[Items from a data source]
------------------------
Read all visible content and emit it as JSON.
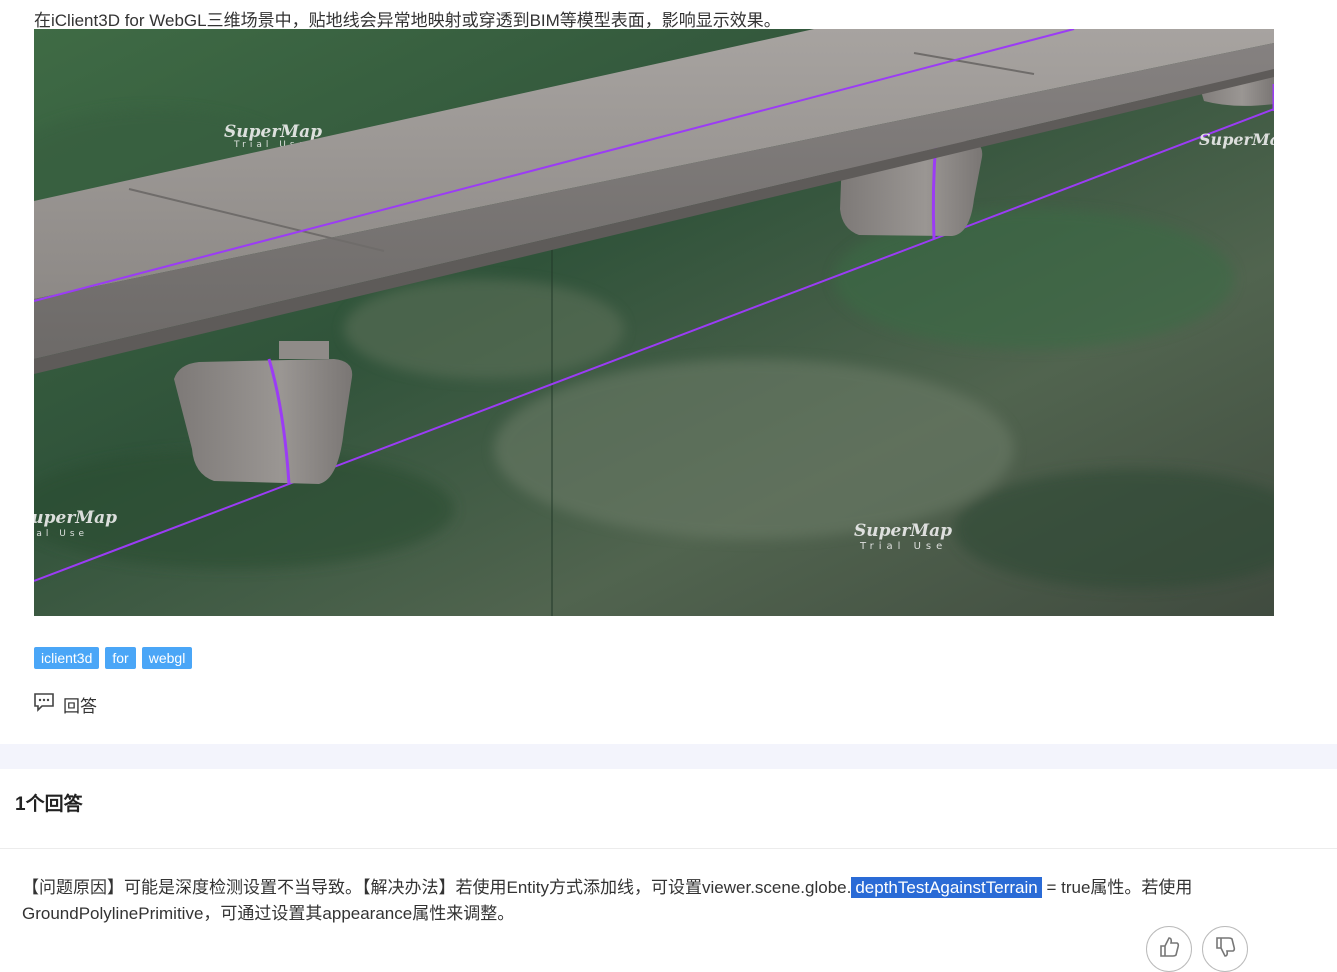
{
  "question": {
    "text": "在iClient3D for WebGL三维场景中，贴地线会异常地映射或穿透到BIM等模型表面，影响显示效果。",
    "scene_watermark": [
      "SuperMap",
      "Trial Use"
    ],
    "tags": [
      "iclient3d",
      "for",
      "webgl"
    ],
    "answer_action_label": "回答"
  },
  "answers": {
    "count_label": "1个回答",
    "items": [
      {
        "text_before": "【问题原因】可能是深度检测设置不当导致。【解决办法】若使用Entity方式添加线，可设置viewer.scene.globe.",
        "text_highlight": "depthTestAgainstTerrain",
        "text_after": " = true属性。若使用GroundPolylinePrimitive，可通过设置其appearance属性来调整。"
      }
    ]
  },
  "colors": {
    "tag_bg": "#4aa6f7",
    "highlight": "#2a6bd6",
    "section_band": "#f3f4fc",
    "polyline": "#9b3cf5"
  },
  "icons": {
    "answer": "comment-icon",
    "upvote": "thumbs-up-icon",
    "downvote": "thumbs-down-icon"
  }
}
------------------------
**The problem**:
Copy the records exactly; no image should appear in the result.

**Reply**:
Read all visible content and emit it as JSON.
{
  "question": {
    "text": "在iClient3D for WebGL三维场景中，贴地线会异常地映射或穿透到BIM等模型表面，影响显示效果。",
    "scene_watermark": [
      "SuperMap",
      "Trial Use"
    ],
    "tags": [
      "iclient3d",
      "for",
      "webgl"
    ],
    "answer_action_label": "回答"
  },
  "answers": {
    "count_label": "1个回答",
    "items": [
      {
        "text_before": "【问题原因】可能是深度检测设置不当导致。【解决办法】若使用Entity方式添加线，可设置viewer.scene.globe.",
        "text_highlight": "depthTestAgainstTerrain",
        "text_after": " = true属性。若使用GroundPolylinePrimitive，可通过设置其appearance属性来调整。"
      }
    ]
  },
  "colors": {
    "tag_bg": "#4aa6f7",
    "highlight": "#2a6bd6",
    "section_band": "#f3f4fc",
    "polyline": "#9b3cf5"
  },
  "icons": {
    "answer": "comment-icon",
    "upvote": "thumbs-up-icon",
    "downvote": "thumbs-down-icon"
  }
}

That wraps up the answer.